The Brain-Bacteria Chatline (Part 2)

Part 2 of 2

Given the importance of microbiota population and diversity, it is interesting to understand how it all begins in the human body. Microbiome development is said to start as soon as someone is born, influenced even by the method of being delivered into the world. However, recent research indicates that a baby is exposed to bacteria while still in the womb.

The Baby Factor

At birth, a human infant has very few microbes, and the establishment of a microbiome happens during the first couple of years of life. This early bacterial development has been shown to have an effect on a baby’s disposition.

A 2019 study conducted at the University of Turku in Finland revealed that the gut microbiota composition of 2-month-old infants determined their temperaments by the time they were 6 months old.

Babies with a greater diversity of gut bacteria exhibited fewer negative emotions and fewer fearful reactions. These results imply a possible avenue in preventing mental health problems as a child grows older.

Your Gut Health

Factors that influence the microbiome—being born, lifestyle choices, chemicals in the environment, toxins, etc.—continue to be studied for more insight into this life within your life.

Investigations of composition of the microbiota and gut–brain signaling of microbes are top topics. It all suggests that what goes on in your gut has a lot to do with how you feel physically and mentally, taking gut feelings to a whole new level.

And in the meantime, you can effect positive changes in your microbiome. Excerpted from a May 2019 Medical News Today article*, here are 10 ways to improve gut health:

  1. Take probiotics and eat fermented foods
  2. Eat prebiotic fiber
  3. Eat less sugar and sweeteners
  4. Reduce stress
  5. Avoid taking antibiotics unnecessarily
  6. Exercise regularly
  7. Get enough sleep
  8. Use different cleaning products
  9. Avoid smoking
  10. Eat a vegetarian diet

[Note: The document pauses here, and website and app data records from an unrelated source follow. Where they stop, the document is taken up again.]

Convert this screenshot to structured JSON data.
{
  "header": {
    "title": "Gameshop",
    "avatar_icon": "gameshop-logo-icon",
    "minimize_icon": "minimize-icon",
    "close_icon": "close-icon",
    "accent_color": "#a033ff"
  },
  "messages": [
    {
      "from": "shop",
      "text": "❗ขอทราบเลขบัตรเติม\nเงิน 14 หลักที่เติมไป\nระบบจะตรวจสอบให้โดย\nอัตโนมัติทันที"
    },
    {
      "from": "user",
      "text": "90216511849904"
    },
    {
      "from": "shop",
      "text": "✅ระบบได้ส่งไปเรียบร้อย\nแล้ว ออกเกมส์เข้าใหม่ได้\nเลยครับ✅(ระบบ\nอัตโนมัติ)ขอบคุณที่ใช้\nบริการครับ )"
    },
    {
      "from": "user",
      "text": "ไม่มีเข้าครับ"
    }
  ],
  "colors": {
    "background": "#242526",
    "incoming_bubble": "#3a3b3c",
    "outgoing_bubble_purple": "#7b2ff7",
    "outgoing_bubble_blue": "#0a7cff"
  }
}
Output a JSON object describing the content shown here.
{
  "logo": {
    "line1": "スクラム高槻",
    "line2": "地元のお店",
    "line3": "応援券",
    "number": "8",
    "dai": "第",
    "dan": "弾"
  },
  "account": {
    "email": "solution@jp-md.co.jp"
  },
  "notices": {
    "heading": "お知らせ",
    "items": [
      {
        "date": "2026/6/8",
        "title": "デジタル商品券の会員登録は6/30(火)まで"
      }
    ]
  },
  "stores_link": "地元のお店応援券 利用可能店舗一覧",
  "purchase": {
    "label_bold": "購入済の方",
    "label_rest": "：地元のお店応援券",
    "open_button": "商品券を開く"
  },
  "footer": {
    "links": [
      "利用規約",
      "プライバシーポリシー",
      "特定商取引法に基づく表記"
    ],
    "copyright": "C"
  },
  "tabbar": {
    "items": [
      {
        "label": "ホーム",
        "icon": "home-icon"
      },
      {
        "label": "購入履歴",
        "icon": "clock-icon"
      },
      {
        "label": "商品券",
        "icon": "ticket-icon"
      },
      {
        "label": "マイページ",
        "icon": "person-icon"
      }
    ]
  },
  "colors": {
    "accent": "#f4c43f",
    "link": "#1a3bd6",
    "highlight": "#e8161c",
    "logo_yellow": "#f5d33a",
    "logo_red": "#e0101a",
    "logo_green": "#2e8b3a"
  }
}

*www.medicalnewstoday.com/articles/325293.php

AIM for a Healthy Gut

In the above list of ten ways to improve gut health, the first two can be supported by taking FloraFood and fit ’n fiber. Enhanced support can be added with PrepZymes. And by starting with a colon cleanse using Herbal Fiberblend, you get gut health improvements off to a clean start.

You can’t go wrong by giving your small and large intestines the scrubbing fiber and detoxifying herbs in Herbal Fiberblend. Getting rid of any toxins in your intestinal tract or parasites that may compromise your health, supports your immune system and adds balance to your microbiome. In other words, remove the bad and maintain a healthy environment for the good. Herbal Fiberblend is effective in getting the job done.

Each FloraFood capsule repopulates the microbiota with 3 billion live cells consisting of three species of friendly bacteria. Along with increasing the count of these healthy microbes, consuming FloraFood probiotics also supports digestion and has an alkalizing effect on body pH.

To thrive, good bacteria need to be fed the right kind of food. The acacia fiber, konjac fiber and guar gum in fit’ n fiber are prebiotics that friendly bacteria feed on, providing 8 grams of prebiotic fiber per serving. So fit’ n fiber goes hand in hand with FloraFood in supporting gut health.

Taken separately from FloraFood at different meals, PrepZymes gives the digestive process a helping hand from nine cultured, digestive enzymes along with alpine wild garlic and papaya fruit. Food that is thoroughly digested prevents the buildup of toxins.

Taking these AIM products are natural ways to help maintain a balanced microbiome that keeps you healthy. And if it were possible to listen in on the brain-bacteria chatline, you might hear a conversation confirming as much.

–♦♦♦–

The AIM Companies has been dedicated to improving the quality of people’s lives with life-changing products like BarleyLife and Herbal Fiberblend and by rewarding passionate Members with a free-enterprise compensation plan.

Leave a Reply

Fill in your details below or click an icon to log in:

WordPress.com Logo

You are commenting using your WordPress.com account. Log Out /  Change )

Google photo

You are commenting using your Google account. Log Out /  Change )

Twitter picture

You are commenting using your Twitter account. Log Out /  Change )

Facebook photo

You are commenting using your Facebook account. Log Out /  Change )

Connecting to %s